As with any drug, there are some possible side effects to Botox, the physician-administered injection used to treat fine lines and wrinkles. However, because Botox only stays in the body for a maximum of six months, any side effects associated with the injection will diminish after that time period. People who continue to receive treatments may continue to experience side effects.
Bruising at the site of injection is the most common side effect associated with Botox treatments. Other common side effects include headache, respiratory infections, temporary eyelid droop, nausea and flu-like symptoms.
Botox works by temporarily paralyzing the muscles at the site of injection. In rare cases, this effect may spread to other muscles near the intended area.

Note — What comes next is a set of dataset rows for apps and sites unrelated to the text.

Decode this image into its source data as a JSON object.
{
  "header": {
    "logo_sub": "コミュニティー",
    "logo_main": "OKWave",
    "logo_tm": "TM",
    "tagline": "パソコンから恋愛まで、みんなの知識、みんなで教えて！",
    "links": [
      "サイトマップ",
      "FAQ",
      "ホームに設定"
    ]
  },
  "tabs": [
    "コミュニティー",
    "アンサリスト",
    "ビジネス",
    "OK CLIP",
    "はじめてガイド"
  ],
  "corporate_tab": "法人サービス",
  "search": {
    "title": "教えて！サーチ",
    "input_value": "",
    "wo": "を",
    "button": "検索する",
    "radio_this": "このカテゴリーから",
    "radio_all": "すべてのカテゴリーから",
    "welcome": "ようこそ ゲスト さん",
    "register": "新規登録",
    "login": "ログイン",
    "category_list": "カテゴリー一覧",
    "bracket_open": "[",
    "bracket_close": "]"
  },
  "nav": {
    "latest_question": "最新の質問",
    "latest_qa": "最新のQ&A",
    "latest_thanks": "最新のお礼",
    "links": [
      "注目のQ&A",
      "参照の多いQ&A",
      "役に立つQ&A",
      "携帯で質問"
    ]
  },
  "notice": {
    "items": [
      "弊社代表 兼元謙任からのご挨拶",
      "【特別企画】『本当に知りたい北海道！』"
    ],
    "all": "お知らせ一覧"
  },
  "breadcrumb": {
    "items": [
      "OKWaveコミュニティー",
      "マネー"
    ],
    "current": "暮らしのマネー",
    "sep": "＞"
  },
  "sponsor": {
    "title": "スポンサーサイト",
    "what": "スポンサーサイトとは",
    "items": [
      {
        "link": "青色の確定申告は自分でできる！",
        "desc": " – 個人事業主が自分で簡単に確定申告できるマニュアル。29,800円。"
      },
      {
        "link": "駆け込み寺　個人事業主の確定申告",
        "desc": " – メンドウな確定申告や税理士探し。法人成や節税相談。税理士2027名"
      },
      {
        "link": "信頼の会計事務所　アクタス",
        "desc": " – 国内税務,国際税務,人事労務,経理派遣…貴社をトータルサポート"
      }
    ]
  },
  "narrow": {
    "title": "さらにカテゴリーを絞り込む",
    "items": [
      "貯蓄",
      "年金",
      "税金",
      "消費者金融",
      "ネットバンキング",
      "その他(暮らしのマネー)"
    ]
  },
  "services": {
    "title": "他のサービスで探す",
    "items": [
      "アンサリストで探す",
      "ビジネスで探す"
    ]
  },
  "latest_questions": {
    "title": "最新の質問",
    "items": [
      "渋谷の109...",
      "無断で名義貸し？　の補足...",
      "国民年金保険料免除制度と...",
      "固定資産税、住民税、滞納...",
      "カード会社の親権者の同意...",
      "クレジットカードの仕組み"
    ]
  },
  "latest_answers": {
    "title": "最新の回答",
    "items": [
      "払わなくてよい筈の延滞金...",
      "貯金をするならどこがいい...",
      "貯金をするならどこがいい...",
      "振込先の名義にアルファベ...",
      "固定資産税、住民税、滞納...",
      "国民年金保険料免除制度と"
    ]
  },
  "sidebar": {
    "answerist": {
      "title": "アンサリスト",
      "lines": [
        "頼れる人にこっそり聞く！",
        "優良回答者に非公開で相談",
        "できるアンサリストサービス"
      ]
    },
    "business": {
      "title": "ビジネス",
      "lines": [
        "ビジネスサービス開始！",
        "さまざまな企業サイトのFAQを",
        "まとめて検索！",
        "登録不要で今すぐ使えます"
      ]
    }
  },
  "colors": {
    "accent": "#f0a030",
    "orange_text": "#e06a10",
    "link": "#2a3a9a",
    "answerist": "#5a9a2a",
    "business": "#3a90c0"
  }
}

This can cause temporary paralysis in neighboring muscles, which may lead to eyelid droop or other facial paralysis. This side effect occurs in less than 1 percent of Botox patients.
Other adverse reactions that may be experienced by a minority of Botox patients include pain in the face, erythema (redness of the skin) at the injection site and facial muscle weakness. In most cases, these reactions dissipate roughly one week after injection.
Botox side effects can also occur when the drug interacts with other medications. Before receiving Botox injections, a prospective patient should inform a doctor about any medications she may be taking. Medications that may be dangerous if mixed with Botox include: antibiotics used to treat infections, such as gentamicin, tobramycin, clindamycin and lincomycin; medications used to treat heart rhythm problems, such as quinidine; and medications used to treat other conditions, such as myasthenia gravis, ALS or Alzheimer's disease.
Over-the-counter medications may also interact with the drug formula in Botox. It is wise to discontinue use of over-the-counter medications before and after receiving Botox treatments and inform the plastic surgeon of any drug usage. A pharmacist can also provide complete information about all drugs that may adversely interact with Botox.
Certain groups of people are at greater risk of experiencing Botox side effects. These groups include people with pre-existing infections at the injection site and people with cardiovascular or neuromuscular disorders. Plastic surgeons should always be made aware of any pre-existing conditions before the Botox procedure is performed. It is also crucial for the patient and the physician to be aware of any allergies the patient may have to any drugs that make up the Botox formula. An experienced physician will help determine if Botox is the right treatment for each individual.